In a study appearing in Science researchers from the Jackson Laboratory say that neurodegeneration in mice is caused by a defect in transfer RNA (tRNA). A stalling or pausing of the protein production process in the neuronal ribosomes is triggered by a mutation in a gene that produces tRNAs operating only in the central nervous system. Neurodegeneration occurs when another protein GTPBP2, is also missing.
Neurodegeneration is at the root of diseases like Alzheimer’s, Parkinson’s, Huntington’s and Lou Gehrig’s, or amyotrophic lateral sclerosis. Even as scientists dwell deeper into the causes of neurodegeneration, there is a great deal of evidence suggesting that neurons are much more sensitive than other types of cells to disruptions in how proteins are made and how they fold.
tRNAs play a critical role in translating genetic code into proteins. “Multiple genes encode almost all tRNA types,” explained Dr. Ackerman. “In fact, AGA codons are decoded by five tRNAs in mice. Until now, this apparent redundancy has caused us to completely overlook the disease-causing potential of mutations in tRNAs, as well as other repetitive genes.”
In their study Dr. Ackerman and her colleagues at the Jackson Lab, The Scripps Research Institute in La Jolla, CA, and Kumamoto University in Japan say that a mutation in the tRNA gene n-Tr20 as the genetic reason for the neurodegeneration observed in mice lacking GTPBP2. Remarkably, the tRNA’s activity is confined to the brain and other parts of the central nervous system, in both mice and humans.

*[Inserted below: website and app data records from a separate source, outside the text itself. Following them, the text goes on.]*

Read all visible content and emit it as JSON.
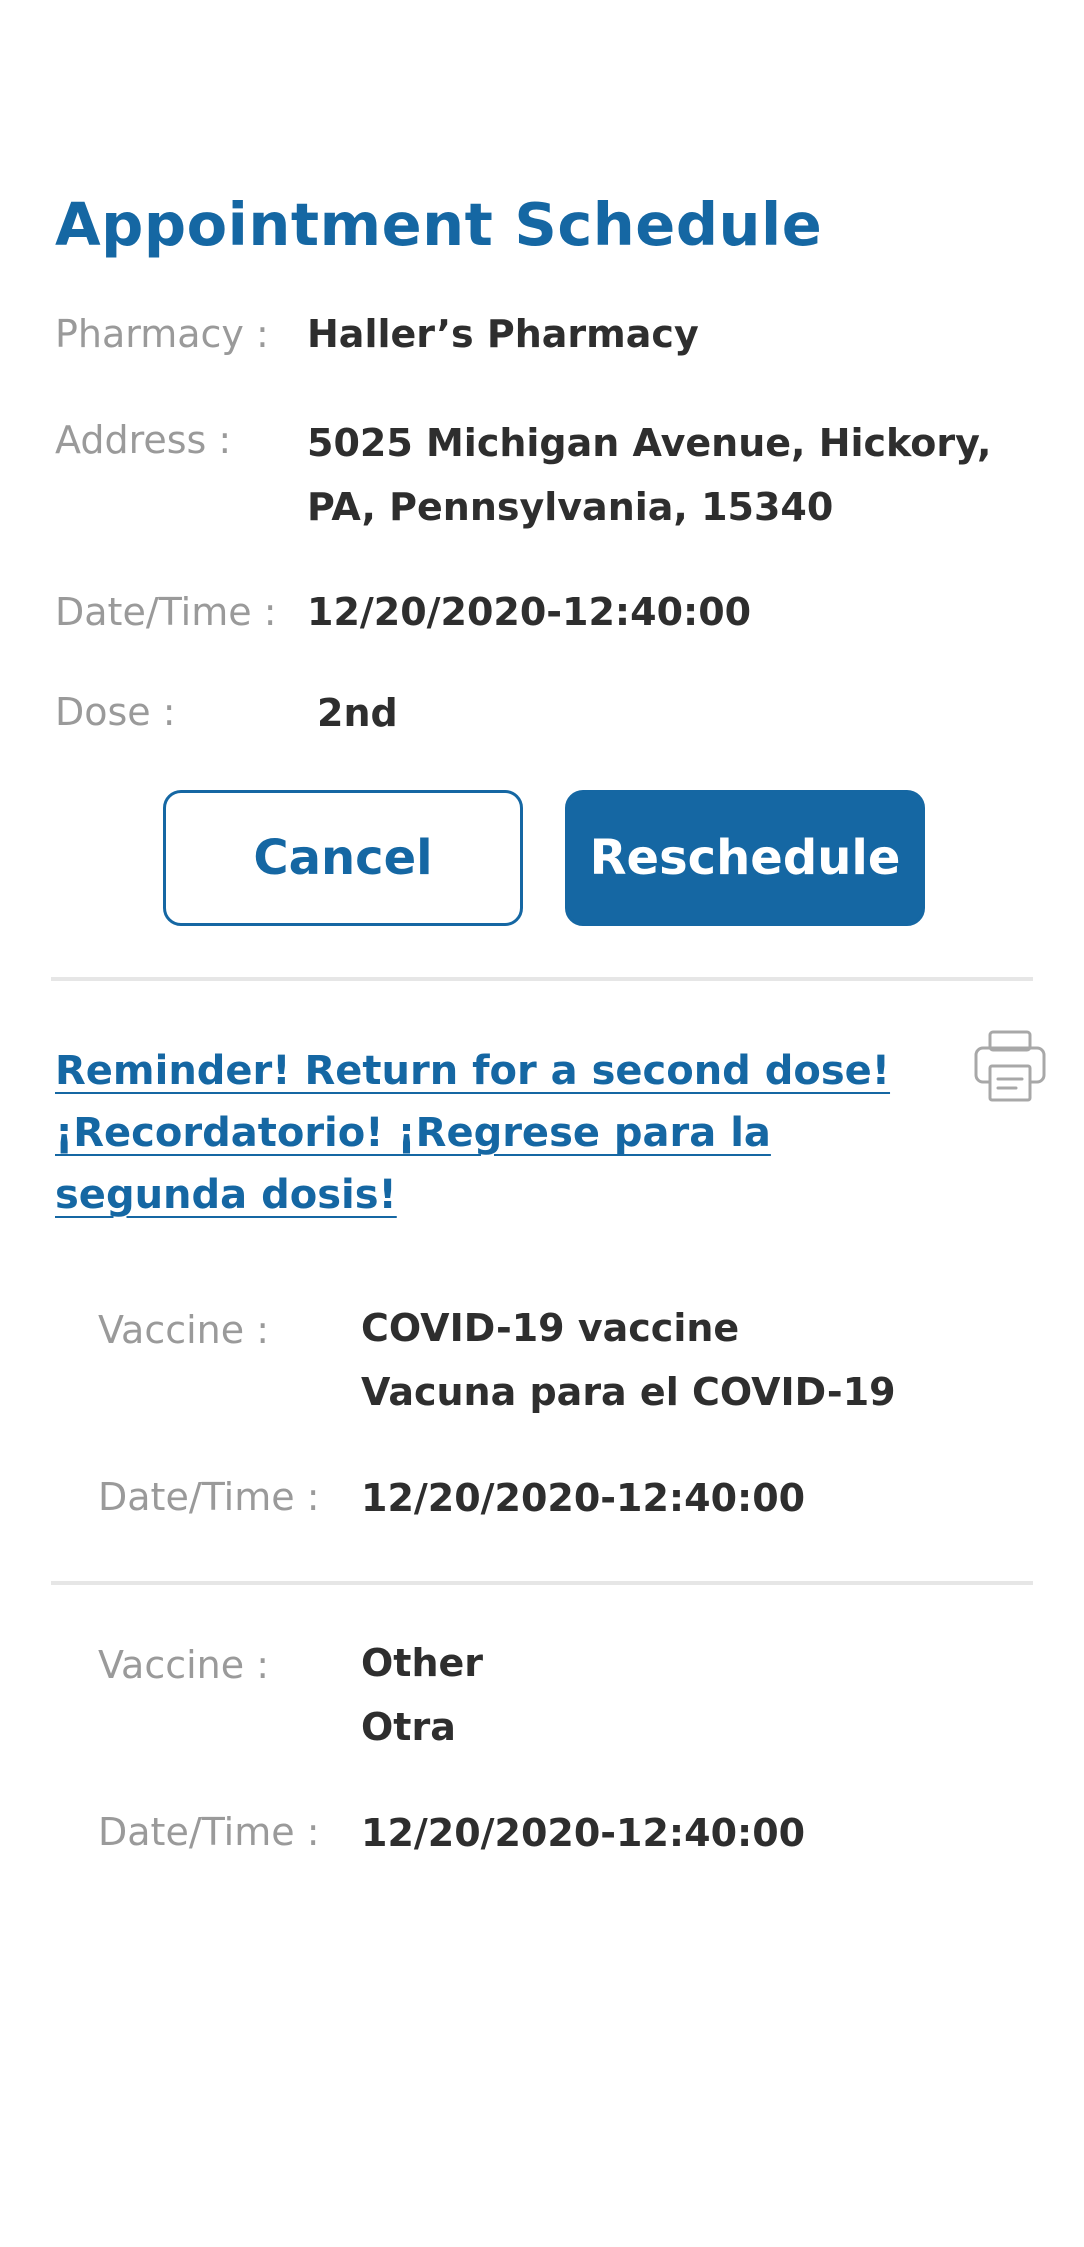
{
  "header": {
    "title": "Appointment Schedule"
  },
  "appointment": {
    "pharmacy_label": "Pharmacy :",
    "pharmacy_value": "Haller’s Pharmacy",
    "address_label": "Address :",
    "address_line1": "5025  Michigan Avenue, Hickory,",
    "address_line2": "PA, Pennsylvania, 15340",
    "datetime_label": "Date/Time :",
    "datetime_value": "12/20/2020-12:40:00",
    "dose_label": "Dose :",
    "dose_value": "2nd"
  },
  "actions": {
    "cancel_label": "Cancel",
    "reschedule_label": "Reschedule"
  },
  "reminder": {
    "line1": "Reminder! Return for a second dose!",
    "line2": "¡Recordatorio! ¡Regrese para la ",
    "line3": "segunda dosis!"
  },
  "icons": {
    "print": "print-icon"
  },
  "vaccines": [
    {
      "vaccine_label": "Vaccine :",
      "vaccine_line1": "COVID-19 vaccine",
      "vaccine_line2": "Vacuna para el COVID-19",
      "datetime_label": "Date/Time :",
      "datetime_value": "12/20/2020-12:40:00"
    },
    {
      "vaccine_label": "Vaccine :",
      "vaccine_line1": "Other",
      "vaccine_line2": "Otra",
      "datetime_label": "Date/Time :",
      "datetime_value": "12/20/2020-12:40:00"
    }
  ],
  "colors": {
    "accent": "#1567a3",
    "label": "#9a9a9a",
    "value": "#2e2e2e",
    "divider": "#e6e6e6"
  }
}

“We [discovered] that loss of GTPBP2 in mice with a mutation in a tRNA gene that is expressed only in the central nervous system causes ribosome stalling and widespread neurodegeneration,” the investigators wrote. “Our results not only define GTPBP2 as a ribosome rescue factor but also unmask the disease potential of mutations in nuclear-encoded tRNA genes.” The n-Tr20 defect disrupts how proteins are made. Specifically, it causes the ribosomes to stall when they encounter an AGA triplet.
A partner protein called GTPBP2 can largely overcome this stalling. But when this partner is missing the stalling intensifies. This is thought to be a driving force behind the neurodegeneration seen in these mice.